▼

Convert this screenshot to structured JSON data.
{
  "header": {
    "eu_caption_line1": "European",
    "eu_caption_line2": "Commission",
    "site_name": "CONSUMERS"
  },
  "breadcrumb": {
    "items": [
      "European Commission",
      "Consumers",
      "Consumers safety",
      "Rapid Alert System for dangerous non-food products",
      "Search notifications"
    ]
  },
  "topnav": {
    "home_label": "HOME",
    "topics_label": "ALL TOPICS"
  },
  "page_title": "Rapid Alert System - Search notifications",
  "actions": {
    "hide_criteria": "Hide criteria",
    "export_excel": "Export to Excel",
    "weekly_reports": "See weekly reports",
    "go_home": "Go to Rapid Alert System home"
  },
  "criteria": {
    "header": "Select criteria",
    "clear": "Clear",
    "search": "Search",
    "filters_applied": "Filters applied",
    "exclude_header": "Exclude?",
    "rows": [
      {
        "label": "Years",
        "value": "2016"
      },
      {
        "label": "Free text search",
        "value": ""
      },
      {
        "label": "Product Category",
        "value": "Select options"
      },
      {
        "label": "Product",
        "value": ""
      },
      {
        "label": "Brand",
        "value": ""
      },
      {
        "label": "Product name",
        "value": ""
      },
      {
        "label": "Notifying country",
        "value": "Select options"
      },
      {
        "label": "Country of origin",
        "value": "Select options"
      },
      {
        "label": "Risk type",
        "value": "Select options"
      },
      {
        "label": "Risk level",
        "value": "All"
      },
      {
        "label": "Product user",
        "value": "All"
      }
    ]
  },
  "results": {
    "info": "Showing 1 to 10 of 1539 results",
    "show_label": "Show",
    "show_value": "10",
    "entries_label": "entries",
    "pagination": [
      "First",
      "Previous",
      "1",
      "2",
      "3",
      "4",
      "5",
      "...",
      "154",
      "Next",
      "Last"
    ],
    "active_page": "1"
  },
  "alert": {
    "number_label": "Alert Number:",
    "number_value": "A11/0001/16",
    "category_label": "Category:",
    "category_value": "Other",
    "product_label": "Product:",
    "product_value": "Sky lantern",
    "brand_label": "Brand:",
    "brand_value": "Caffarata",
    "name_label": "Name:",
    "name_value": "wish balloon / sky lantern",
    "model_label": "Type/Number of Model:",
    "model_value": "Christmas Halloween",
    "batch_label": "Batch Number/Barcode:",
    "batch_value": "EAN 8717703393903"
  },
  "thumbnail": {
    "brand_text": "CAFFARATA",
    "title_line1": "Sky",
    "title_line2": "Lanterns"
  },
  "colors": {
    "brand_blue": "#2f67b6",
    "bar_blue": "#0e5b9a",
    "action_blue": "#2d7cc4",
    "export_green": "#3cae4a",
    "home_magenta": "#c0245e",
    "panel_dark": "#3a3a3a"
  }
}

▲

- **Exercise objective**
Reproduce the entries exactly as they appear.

- **Reply**
Convert this screenshot to structured JSON data.
{
  "header": {
    "eu_caption_line1": "European",
    "eu_caption_line2": "Commission",
    "site_name": "CONSUMERS"
  },
  "breadcrumb": {
    "items": [
      "European Commission",
      "Consumers",
      "Consumers safety",
      "Rapid Alert System for dangerous non-food products",
      "Search notifications"
    ]
  },
  "topnav": {
    "home_label": "HOME",
    "topics_label": "ALL TOPICS"
  },
  "page_title": "Rapid Alert System - Search notifications",
  "actions": {
    "hide_criteria": "Hide criteria",
    "export_excel": "Export to Excel",
    "weekly_reports": "See weekly reports",
    "go_home": "Go to Rapid Alert System home"
  },
  "criteria": {
    "header": "Select criteria",
    "clear": "Clear",
    "search": "Search",
    "filters_applied": "Filters applied",
    "exclude_header": "Exclude?",
    "rows": [
      {
        "label": "Years",
        "value": "2016"
      },
      {
        "label": "Free text search",
        "value": ""
      },
      {
        "label": "Product Category",
        "value": "Select options"
      },
      {
        "label": "Product",
        "value": ""
      },
      {
        "label": "Brand",
        "value": ""
      },
      {
        "label": "Product name",
        "value": ""
      },
      {
        "label": "Notifying country",
        "value": "Select options"
      },
      {
        "label": "Country of origin",
        "value": "Select options"
      },
      {
        "label": "Risk type",
        "value": "Select options"
      },
      {
        "label": "Risk level",
        "value": "All"
      },
      {
        "label": "Product user",
        "value": "All"
      }
    ]
  },
  "results": {
    "info": "Showing 1 to 10 of 1539 results",
    "show_label": "Show",
    "show_value": "10",
    "entries_label": "entries",
    "pagination": [
      "First",
      "Previous",
      "1",
      "2",
      "3",
      "4",
      "5",
      "...",
      "154",
      "Next",
      "Last"
    ],
    "active_page": "1"
  },
  "alert": {
    "number_label": "Alert Number:",
    "number_value": "A11/0001/16",
    "category_label": "Category:",
    "category_value": "Other",
    "product_label": "Product:",
    "product_value": "Sky lantern",
    "brand_label": "Brand:",
    "brand_value": "Caffarata",
    "name_label": "Name:",
    "name_value": "wish balloon / sky lantern",
    "model_label": "Type/Number of Model:",
    "model_value": "Christmas Halloween",
    "batch_label": "Batch Number/Barcode:",
    "batch_value": "EAN 8717703393903"
  },
  "thumbnail": {
    "brand_text": "CAFFARATA",
    "title_line1": "Sky",
    "title_line2": "Lanterns"
  },
  "colors": {
    "brand_blue": "#2f67b6",
    "bar_blue": "#0e5b9a",
    "action_blue": "#2d7cc4",
    "export_green": "#3cae4a",
    "home_magenta": "#c0245e",
    "panel_dark": "#3a3a3a"
  }
}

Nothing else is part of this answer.